Difficulty: Intermediate
Estimated Time: 10 minutes+

This scenario provides a sandbox to explore features in the Istio service mesh.

... Service Mesh, a dedicated infrastructure layer to run fast, reliable and secure network of microservices, container orchestration systems to provide a higher level of deployment infrastructure abstraction, and evolution of continuous delivery systems [sic] to build, test and deploy microservices as containers. -- Zhamak Dehghani

Before the sandbox is fully ready, there are a few steps needed to complete the sandbox configuration:

  • Istio
  • Istio integrations
  • Bookinfo demonstration application

These setup steps allow you to tweak each installation, such as the version of Istio to use. You can skip the integrations or the Bookinfo application. It's up to you on how you want to configure this sandbox.

Learn and enjoy.

Look for more scenarios to explore other Istio features as they arrive. The Istio Up and Running book offers more learning channels.

References


For a deeper understanding of these topics and more join
Jonathan Johnson
at various conferences, symposiums, workshops, and meetups.

Software Architectures ★ Speaker ★ Workshop Hosting ★ Kubernetes & Java Specialist

Istio Sandbox

Step 1 of 6

Kubernetes Cluster

For this scenario, Katacoda has just started a fresh Kubernetes cluster for you. Verify that it's ready for your use:

kubectl version --short && \ kubectl get nodes && \ kubectl get componentstatus && \ kubectl cluster-info

It should list a two-node cluster, and the control plane components should be reporting Healthy. If it's not healthy, try again in a few moments. If it's still not functioning, refresh the browser tab to start a fresh scenario instance before proceeding.

The Helm package manager used for installing applications on Kubernetes is also available:

helm version --short

Kubernetes Dashboard

You can administer your cluster with the kubectl CLI tool or use the visual Kubernetes dashboard. The Dashboard can be accessed from the tab labeled Kubernetes Dashboard above the command line. When the Dashboard first appears, it will prompt for an access token. At any time you can run this script to access the Dashboard token:

token.sh

This script will display the token in the terminal. Copy the green text using your browser's copy feature then paste the token into the prompt when the Dashboard is accessed.
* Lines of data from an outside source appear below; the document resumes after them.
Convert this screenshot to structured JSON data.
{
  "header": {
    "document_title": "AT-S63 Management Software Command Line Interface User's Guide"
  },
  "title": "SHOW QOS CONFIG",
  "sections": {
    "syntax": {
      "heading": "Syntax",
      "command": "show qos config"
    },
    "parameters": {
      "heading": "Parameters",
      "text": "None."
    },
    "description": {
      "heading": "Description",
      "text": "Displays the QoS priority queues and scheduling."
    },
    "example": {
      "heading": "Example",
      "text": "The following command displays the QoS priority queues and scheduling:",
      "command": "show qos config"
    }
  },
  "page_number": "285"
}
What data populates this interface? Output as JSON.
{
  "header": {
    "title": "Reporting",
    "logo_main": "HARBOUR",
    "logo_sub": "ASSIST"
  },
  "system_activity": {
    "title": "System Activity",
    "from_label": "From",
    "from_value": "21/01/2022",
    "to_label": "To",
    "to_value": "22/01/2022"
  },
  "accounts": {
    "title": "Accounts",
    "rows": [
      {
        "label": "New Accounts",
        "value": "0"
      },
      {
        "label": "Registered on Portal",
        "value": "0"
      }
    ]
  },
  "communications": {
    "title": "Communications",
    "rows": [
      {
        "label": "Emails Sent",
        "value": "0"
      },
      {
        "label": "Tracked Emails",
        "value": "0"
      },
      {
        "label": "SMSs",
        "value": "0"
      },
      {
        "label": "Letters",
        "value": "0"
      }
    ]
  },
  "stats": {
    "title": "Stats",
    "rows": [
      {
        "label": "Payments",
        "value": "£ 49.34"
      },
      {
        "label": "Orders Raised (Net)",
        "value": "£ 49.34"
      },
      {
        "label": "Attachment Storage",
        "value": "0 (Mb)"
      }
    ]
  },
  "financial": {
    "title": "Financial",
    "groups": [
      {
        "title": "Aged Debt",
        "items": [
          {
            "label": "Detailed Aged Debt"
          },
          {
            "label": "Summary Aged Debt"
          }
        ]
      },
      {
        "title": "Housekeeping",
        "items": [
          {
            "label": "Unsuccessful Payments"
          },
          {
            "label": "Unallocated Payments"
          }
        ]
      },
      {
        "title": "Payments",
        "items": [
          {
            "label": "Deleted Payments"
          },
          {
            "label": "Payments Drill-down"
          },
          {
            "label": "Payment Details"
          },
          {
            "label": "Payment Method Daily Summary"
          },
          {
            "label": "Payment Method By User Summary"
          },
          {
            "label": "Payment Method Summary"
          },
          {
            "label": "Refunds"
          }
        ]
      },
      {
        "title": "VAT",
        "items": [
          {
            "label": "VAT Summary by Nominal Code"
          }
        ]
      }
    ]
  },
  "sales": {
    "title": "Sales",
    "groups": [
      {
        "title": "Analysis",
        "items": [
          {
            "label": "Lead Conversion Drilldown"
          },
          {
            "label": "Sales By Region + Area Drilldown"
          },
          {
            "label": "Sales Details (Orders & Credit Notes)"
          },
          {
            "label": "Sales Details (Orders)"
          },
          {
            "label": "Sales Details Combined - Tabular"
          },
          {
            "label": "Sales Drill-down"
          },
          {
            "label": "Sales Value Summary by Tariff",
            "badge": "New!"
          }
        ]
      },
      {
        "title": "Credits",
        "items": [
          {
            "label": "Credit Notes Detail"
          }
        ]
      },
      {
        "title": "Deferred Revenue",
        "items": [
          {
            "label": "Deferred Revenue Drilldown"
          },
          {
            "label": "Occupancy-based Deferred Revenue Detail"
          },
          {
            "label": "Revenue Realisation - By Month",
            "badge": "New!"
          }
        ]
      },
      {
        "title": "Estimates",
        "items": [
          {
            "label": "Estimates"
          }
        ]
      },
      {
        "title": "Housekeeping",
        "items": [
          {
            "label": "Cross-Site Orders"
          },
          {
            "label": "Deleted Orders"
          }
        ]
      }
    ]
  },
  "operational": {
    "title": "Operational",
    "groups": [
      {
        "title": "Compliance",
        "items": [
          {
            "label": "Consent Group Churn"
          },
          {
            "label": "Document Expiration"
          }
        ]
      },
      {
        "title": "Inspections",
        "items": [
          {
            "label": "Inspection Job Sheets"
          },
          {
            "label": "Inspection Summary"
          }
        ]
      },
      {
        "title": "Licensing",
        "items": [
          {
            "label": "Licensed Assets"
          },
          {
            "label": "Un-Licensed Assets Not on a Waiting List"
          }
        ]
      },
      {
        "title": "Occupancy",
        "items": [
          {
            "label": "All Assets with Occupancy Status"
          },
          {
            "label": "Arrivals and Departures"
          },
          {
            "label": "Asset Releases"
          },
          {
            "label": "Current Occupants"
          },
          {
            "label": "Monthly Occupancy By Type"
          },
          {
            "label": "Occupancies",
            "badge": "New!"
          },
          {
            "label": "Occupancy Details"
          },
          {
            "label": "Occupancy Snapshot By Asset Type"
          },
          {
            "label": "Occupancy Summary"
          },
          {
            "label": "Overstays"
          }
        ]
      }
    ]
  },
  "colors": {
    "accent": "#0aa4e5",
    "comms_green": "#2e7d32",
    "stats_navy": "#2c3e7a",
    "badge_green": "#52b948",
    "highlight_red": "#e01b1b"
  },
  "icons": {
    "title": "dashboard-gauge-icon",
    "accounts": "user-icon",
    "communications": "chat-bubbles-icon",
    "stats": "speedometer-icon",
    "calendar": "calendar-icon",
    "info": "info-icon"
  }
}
If the Dashboard is still starting up, then Katacoda will report the access error. Once the dashboard Pod reports the status Running it can be accessed:

kubectl get pods -n kube-system -l app.kubernetes.io/name=kubernetes-dashboard